YOUR GOAL: Across the entries that follow, how many lines have the word "title" in them? Give only the number.

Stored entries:
• • • •
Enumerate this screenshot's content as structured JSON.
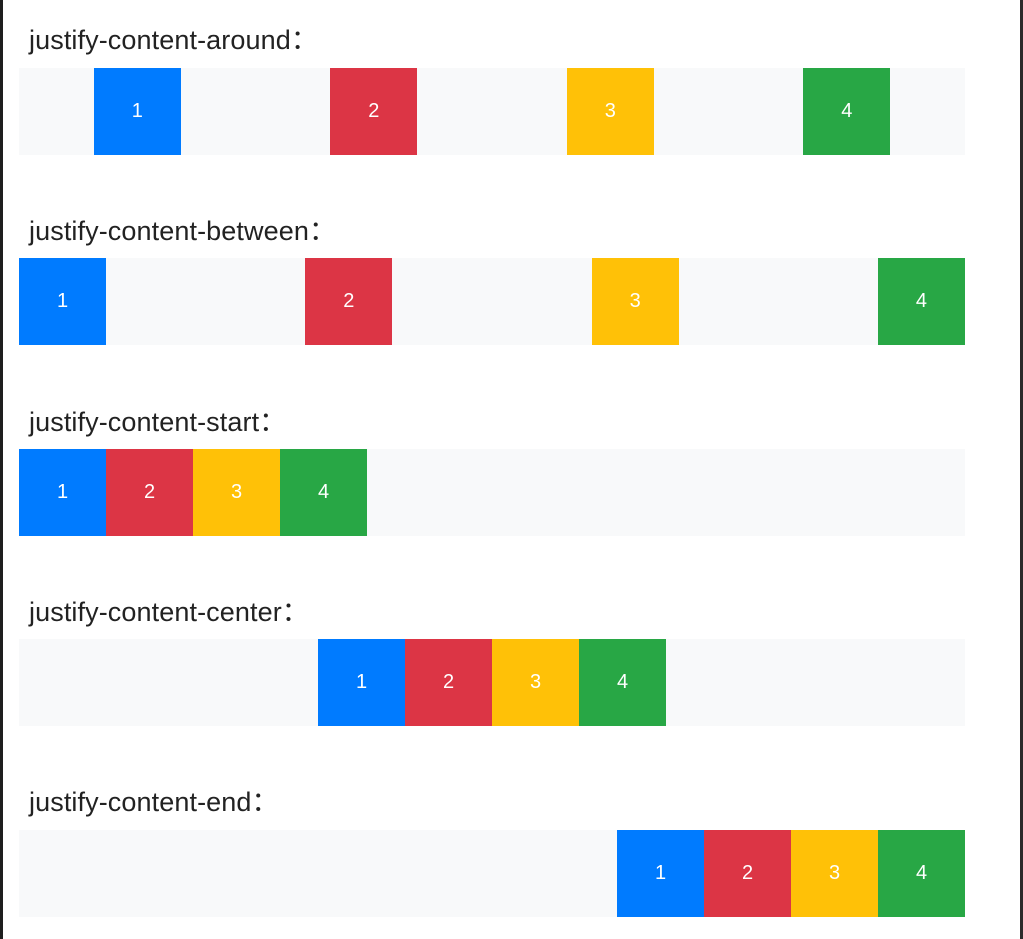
{
  "colors": {
    "item_1": "#007bff",
    "item_2": "#dc3545",
    "item_3": "#ffc107",
    "item_4": "#28a745",
    "track": "#f8f9fa"
  },
  "sections": [
    {
      "title": "justify-content-around：",
      "items": [
        "1",
        "2",
        "3",
        "4"
      ]
    },
    {
      "title": "justify-content-between：",
      "items": [
        "1",
        "2",
        "3",
        "4"
      ]
    },
    {
      "title": "justify-content-start：",
      "items": [
        "1",
        "2",
        "3",
        "4"
      ]
    },
    {
      "title": "justify-content-center：",
      "items": [
        "1",
        "2",
        "3",
        "4"
      ]
    },
    {
      "title": "justify-content-end：",
      "items": [
        "1",
        "2",
        "3",
        "4"
      ]
    }
  ]
}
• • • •
SOLUTION BELOW: 5